We have heard that when the issue is fixed for one module of application, we have to test other modules as well. Sometimes, few modules needs to be tested everytime. Why its so.
Multiple modules may require a review such as a regression test because of dependence on or between modules. That is, the result or output of one module is used in another module, or the data collected early in a workflow is used later in the workflow.
To understand the impact of a change in one module, modules that have a dependency may require a review to determine if the change has altered the behavior of the dependent modules.
To take this a step farther, dependency is also a testability challenge. If there is a high degree of dependency in a system, then it requires more effort to evaluate. As a tester, I want to advocate for less dependency in design reviews or during implementation. In that manner, we work with project team members to both simplify designs, reduce dependencies, and improve testing efficiency.
The thread title is about defect clustering, but the first post mentions regression testing. So I’ll give my 2c on both here…
I’ve observed defect clustering in real world a lot of times… It can happen when, for example, a developer has a limited understanding of the requirements and therefore implements a feature wrongly in several places, i.e. as a tester you would expect to find a cluster of defects in a small functional area. It can also happen on a more limited scale when, for example, a developer fails to put a certain type of validation into a new certain field on a form. As a tester you may find a cluster of defects like field allowing special chars when it should only be numbers, the feedback to the user is not great, there are no limits on the field length so any number of chars can be entered. I have found the vast majority of cluster defects during functional testing, but occasionally I’d find some defect during regression testing (see more on regression below) and when I investigate what has gone wrong, I find other defects in that same area, i.e. a cluster, perhaps because we don;t have sufficient regression tests in place to cover all the functionality.
Regression defects are what I refer to as ‘inadvertent defects’. They are, for example, defects in areas of an application that have been created inadvertently, i.e. without development ever knowingly changing anything in that section of the application. An example may be a new value being entered in a config file. It should only apply to the section of the application for which it has been entered. If something broke in a totally different section of the application and that was the root cause, then it would be a regression defect, the software has gone from working to a former state of not working, it has regressed … like the opposite of progressed.
Simply stated, regression testing is required because we cannot always forsee something like the above where the software should work like before, but somehow it has become broken (lovely neutral term ). Regression testing can thus help us have confidence that the software is working even in areas which have not been changed.
Defect Clustering is basically the application of the Pareto principle to software testing wherein approximately 80 percent of the problems are found in 20 percent of the modules of the applications.

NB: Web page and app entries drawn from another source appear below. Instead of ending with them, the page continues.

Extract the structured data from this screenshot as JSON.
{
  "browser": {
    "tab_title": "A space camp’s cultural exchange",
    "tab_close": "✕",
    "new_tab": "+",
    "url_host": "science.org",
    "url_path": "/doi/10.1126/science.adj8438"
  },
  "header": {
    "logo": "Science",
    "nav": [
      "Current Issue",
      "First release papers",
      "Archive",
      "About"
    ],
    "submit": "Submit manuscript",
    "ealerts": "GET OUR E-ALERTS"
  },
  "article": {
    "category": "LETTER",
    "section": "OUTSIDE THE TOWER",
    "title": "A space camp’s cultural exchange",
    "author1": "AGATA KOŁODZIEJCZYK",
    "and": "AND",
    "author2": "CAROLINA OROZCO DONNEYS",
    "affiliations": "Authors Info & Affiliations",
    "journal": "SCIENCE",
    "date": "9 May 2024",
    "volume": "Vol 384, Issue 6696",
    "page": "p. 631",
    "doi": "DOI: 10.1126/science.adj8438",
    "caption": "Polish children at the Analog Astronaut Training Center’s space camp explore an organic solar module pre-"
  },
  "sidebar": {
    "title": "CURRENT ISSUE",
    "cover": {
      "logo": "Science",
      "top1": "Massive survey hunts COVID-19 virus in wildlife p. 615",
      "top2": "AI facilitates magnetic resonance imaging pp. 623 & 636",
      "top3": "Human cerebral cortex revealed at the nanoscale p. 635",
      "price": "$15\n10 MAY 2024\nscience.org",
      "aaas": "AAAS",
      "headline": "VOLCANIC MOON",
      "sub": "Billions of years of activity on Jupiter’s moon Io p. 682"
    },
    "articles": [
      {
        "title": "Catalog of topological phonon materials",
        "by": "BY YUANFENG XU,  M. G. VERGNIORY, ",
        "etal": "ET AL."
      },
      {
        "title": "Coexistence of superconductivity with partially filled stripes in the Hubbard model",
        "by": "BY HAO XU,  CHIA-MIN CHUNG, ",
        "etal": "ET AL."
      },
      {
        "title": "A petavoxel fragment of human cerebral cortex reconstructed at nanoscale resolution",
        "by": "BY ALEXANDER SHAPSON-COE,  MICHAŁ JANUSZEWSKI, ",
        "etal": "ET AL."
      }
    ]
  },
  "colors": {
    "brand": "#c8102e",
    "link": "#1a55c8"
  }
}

There is this fact that we all are aware of that a software can never be bug free and we know that certain problems occur in software with the changes made to them for better customer experience. Once a bug is found the second thing comes in the play is, going to the root cause of that defect and identifying all the impacted areas. If we talk about a small application, it is acceptable that not too many defects may be found in a particular module. Whereas, in case of the large applications, we can expect that a particular area can have more number of bugs than any other module in the application.
Invoice module is one of the most common example for the applications having finance functionality. Invoices module itself is a huge module containing many functionality thus is very vulnerable. Like Invoices, there can be some other modules that a software application can be tensed about. This kind of flimsy features become hub of the defects in the application thus tester and developer pays more attention to them. These areas are the sensitive area for the application and most used ones by the end customers.
There can be number of reasons for defect clustering. Some of the reasons for Defect Clustering are listed below:
- System complexity
- Volatile code
- Effects towards implementing the change
- Inexperience of Development staff
It is very useful that software testing services reflect this clustered spread of defects, and targets those areas of the application for testing where the high proportion of defects is suspected to be found. However, the approach should always be not just to focus on vulnerable areas but also on remaining parts of the application. It is possible that there may be very few defects in the remaining code apart from the modules where defect clustering arises, but software testers still need to perform good testing in these areas and not let these areas feel left out.
Hope this information is helpful for you.
And in addition, in my experience, there might be factors outside the development team that will also cause defect clustering;
*scope creep was not addressed (less time for large amount of functionality, vital changes late in the process, changes in other parts of the system)
*ambiguous descriptions - badly described functionality - misunderstood use cases
Defect clustering is also proven in research, so it is not only something we as testers can think of as a “truth”.